Practitioner Review: Evidence-based practice guidelines on alcohol and drug misuse among adolescents: a systematic review
- Conflict of interest statement: No conflicts declared
Context-specific evidence-based guidelines on how to prevent and treat substance misuse among adolescents are currently lacking in many countries. Due to the time consuming nature of de novo guideline development, the ADAPTE collaboration introduced a methodology to adapt existing guidelines to a local context. An important step in this method is a systematic review to identify relevant high-quality evidence-based guidelines. This study describes the results of this step for the development of guidelines on adolescent alcohol and drug misuse in Belgium.
Rigorous systematic review methodology was used. This included searches of electronic databases (Medline, Embase, Cinahl, PsychInfo, and ERIC in June 2011), websites of relevant organizations, and reference lists of key publications. Experts in the field were also contacted. Included were Dutch, English, French, or German evidence-based practice guidelines from 2006 or later on the prevention, screening, assessment, or treatment of alcohol or illicit drug misuse in persons aged 12–18 years. Two independent reviewers assessed the quality of the guidelines using the AGREE II (Appraisal of Guidelines for Research and Evaluation) instrument.
This overview provides a framework of current knowledge in adolescent alcohol and drug misuse prevention and treatment.
This systematic review identified 32 relevant evidence-based guidelines on substance misuse among adolescents. Nine guidelines were judged to be of high quality; of which four had recommendations specifically on adolescents: one on school-based prevention, one on substance misuse prevention in vulnerable young people and two on alcohol misuse with specific sections for the adolescent population. There were few commonalities as guidelines focused on different target groups, professional disciplines and type and level of substance misuse. Evidence to support the recommendations was sparse, and many recommendations were based on expert consensus or on studies among adults. Also, the link between evidence and recommendations was often unclear.

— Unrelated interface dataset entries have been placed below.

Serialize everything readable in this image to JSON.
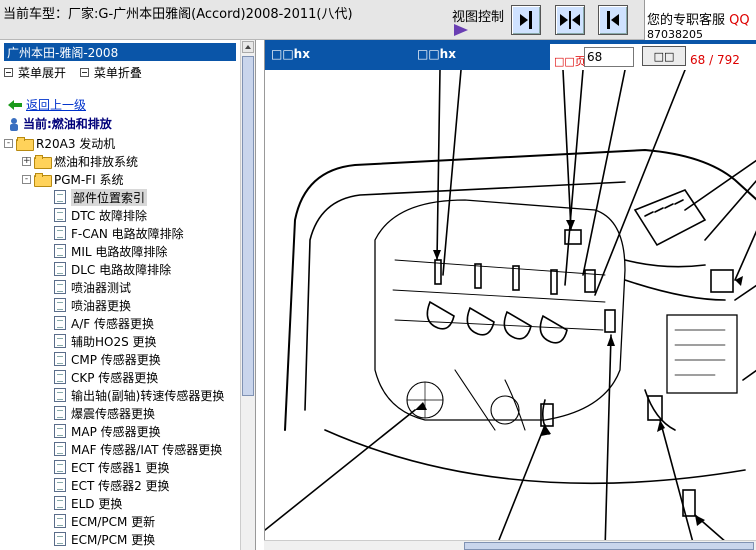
{
  "topbar": {
    "car_model": "当前车型：厂家:G-广州本田雅阁(Accord)2008-2011(八代)",
    "view_control": "视图控制",
    "service_label": "您的专职客服 ",
    "service_qq": "QQ",
    "service_phone": "87038205"
  },
  "left": {
    "tree_title": "广州本田-雅阁-2008",
    "expand_label": "菜单展开",
    "collapse_label": "菜单折叠",
    "back_label": "返回上一级",
    "current_label": "当前:燃油和排放",
    "tree": [
      {
        "label": "R20A3 发动机",
        "type": "folder",
        "exp": "-",
        "depth": 0
      },
      {
        "label": "燃油和排放系统",
        "type": "folder",
        "exp": "+",
        "depth": 1
      },
      {
        "label": "PGM-FI 系统",
        "type": "folder",
        "exp": "-",
        "depth": 1
      },
      {
        "label": "部件位置索引",
        "type": "doc",
        "depth": 2,
        "selected": true
      },
      {
        "label": "DTC 故障排除",
        "type": "doc",
        "depth": 2
      },
      {
        "label": "F-CAN 电路故障排除",
        "type": "doc",
        "depth": 2
      },
      {
        "label": "MIL 电路故障排除",
        "type": "doc",
        "depth": 2
      },
      {
        "label": "DLC 电路故障排除",
        "type": "doc",
        "depth": 2
      },
      {
        "label": "喷油器测试",
        "type": "doc",
        "depth": 2
      },
      {
        "label": "喷油器更换",
        "type": "doc",
        "depth": 2
      },
      {
        "label": "A/F 传感器更换",
        "type": "doc",
        "depth": 2
      },
      {
        "label": "辅助HO2S 更换",
        "type": "doc",
        "depth": 2
      },
      {
        "label": "CMP 传感器更换",
        "type": "doc",
        "depth": 2
      },
      {
        "label": "CKP 传感器更换",
        "type": "doc",
        "depth": 2
      },
      {
        "label": "输出轴(副轴)转速传感器更换",
        "type": "doc",
        "depth": 2
      },
      {
        "label": "爆震传感器更换",
        "type": "doc",
        "depth": 2
      },
      {
        "label": "MAP 传感器更换",
        "type": "doc",
        "depth": 2
      },
      {
        "label": "MAF 传感器/IAT 传感器更换",
        "type": "doc",
        "depth": 2
      },
      {
        "label": "ECT 传感器1 更换",
        "type": "doc",
        "depth": 2
      },
      {
        "label": "ECT 传感器2 更换",
        "type": "doc",
        "depth": 2
      },
      {
        "label": "ELD 更换",
        "type": "doc",
        "depth": 2
      },
      {
        "label": "ECM/PCM 更新",
        "type": "doc",
        "depth": 2
      },
      {
        "label": "ECM/PCM 更换",
        "type": "doc",
        "depth": 2
      }
    ]
  },
  "right": {
    "header1": "□□hx",
    "header2": "□□hx",
    "page_label": "□□页",
    "page_value": "68",
    "go_label": "□□",
    "page_count": "68 / 792"
  },
  "colors": {
    "header_blue": "#0a55a8",
    "accent_red": "#d00000",
    "folder_yellow": "#ffd25a"
  }
}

There are a substantial number of guidelines addressing substance misuse in adolescents. However, only four high-quality guidelines included recommendations specific for adolescents. The current level of evidence that underpins the recommendations in these high-quality guidelines is low.